Let’s Pretend, created and directed by Nila Mack (1891-1953), was a long-run CBS radio series for children. Mack’s Let’s Pretend began March 24, 1934, running for two decades before the final show on October 23, 1954. Adaptations included classics and fairy tales.The series received numerous awards, including two Peabody Awards, a Women’s National Radio Committee Award and five Radio Daily Awards.In 1970 Telegeneral adapted these stories on vinyl records.
Frog Prince and King Thrushbeard.
Two Complete Stories with Full Cast, music and Sound Effects.
“The Frog Prince; or, Iron Henry” (German: Der Froschkönig oder der eiserne Heinrich, literally “The Frog King or the Iron Heinrich”) is a fairy tale, best known through the Brothers Grimm’s written version; traditionally it is the first story in their collection. In the tale, a spoiled princess reluctantly befriends a frog (possibly meeting him after dropping a gold ball into his pond), who magically transforms into a handsome prince. Although in modern versions the transformation is invariably triggered by the princess kissing the frog, in the original Grimm version of the story the frog’s spell was broken when the princess threw it against a wall in disgust. In other early versions it was sufficient for the frog to spend the night on the princess’s pillow.
King Thrushbeard is a fairy tale collected by the Brothers Grimm, tale number 52.
A beautiful, but spoiled, rude, and shallow princess criticizes all her suitors because she is too proud. She is impressed with the last of her suitors, but her pride will not let her accept him. He is a young king with such a thick beard that she dubs him King Thrushbeard. The young king leaves in anger. Her father, exasperated and angry that she has scorned all her suitors, vows that the first man who comes to the palace the next day will become her husband. Meanwhile, an unknown stranger overhears the conversation.
When a young minstrel with a clean shaven face appears in the palace the next day, the king offers his daughter’s hand in marriage. The minstrel disapproves of marrying the princess immediately as she does not look strong nor does she appear to be capable of any practical work. However, he notes the poor cannot be choosy and agrees to marry her. The princess opposes vehemently because he is a commoner, but the king has given his word. She marries the minstrel, who takes her away from the palace to his home.

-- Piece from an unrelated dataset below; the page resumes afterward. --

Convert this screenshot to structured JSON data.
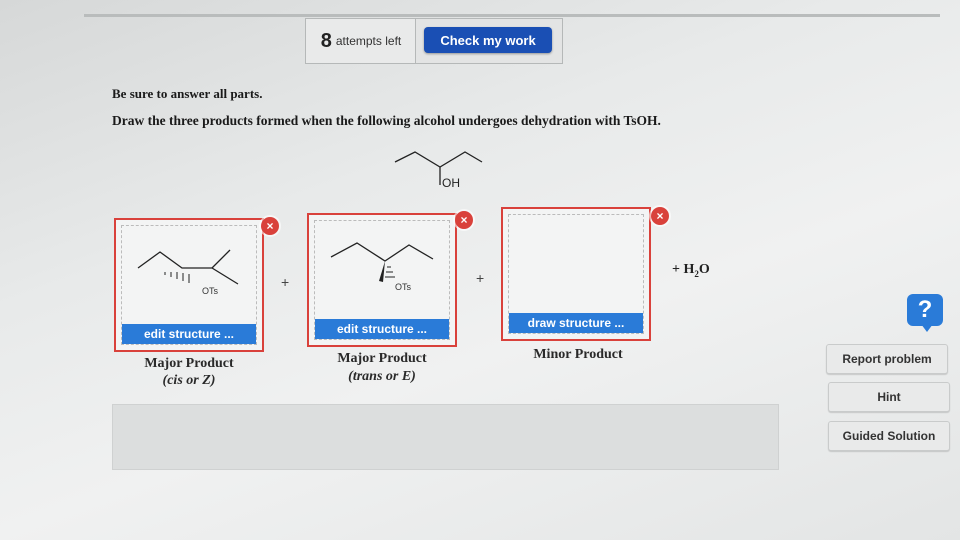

As they travel to the minstrel’s home, they pass by the fine lands and properties that belong to King Thrushbeard, and the princess begins to regret scorning him. They arrive at the minstrel’s home, a house fit only for swine. The minstrel treats her as though she was a commoner and the princess is upset that she must now work for a living. The minstrel has her doing practical chores and selling pottery, at which she is completely inept. Thoroughly annoyed at his new wife, he tells her the only job left her is to work as a servant at the nearby castle of a young king: King Thrushbeard.
The princess is initially ashamed that she must work in the palace of a suitor she so harshly scorned and deeply regrets doing so, but puts her pride aside when she realizes that her husband is depending on her to help out with the household. Eventually, she swallows the last of her pride and becomes so compassionate that she will throw scraps of food to the mice who live in their home because she realizes they are hungry too.
Just as her life is going smoothly, the princess discovers one day King Thrushbeard is getting married. She is forced into the great hall for a dance. The dance bursts her pockets open, in which she kept table scraps the servants gave her. They spill all over the floor and everybody laughs. She is so embarrassed she flees the hall and begins to cry.
However, much to the princess’ surprise, someone helps her up. Dressed in finery is the minstrel, who smiles and asks why she is crying on her wedding day. The princess is shocked to discover the minstrel is really King Thrushbeard. He fell in love with her despite her scorn and secretly married her through her father’s vow. Her ordeals were meant to cure her of her proud, spoiled ways. She thanks him for teaching her to be compassionate to others and asks before the whole court that he grow his beard once again. Her husband, from then on, is known by no other name but King Thrushbeard.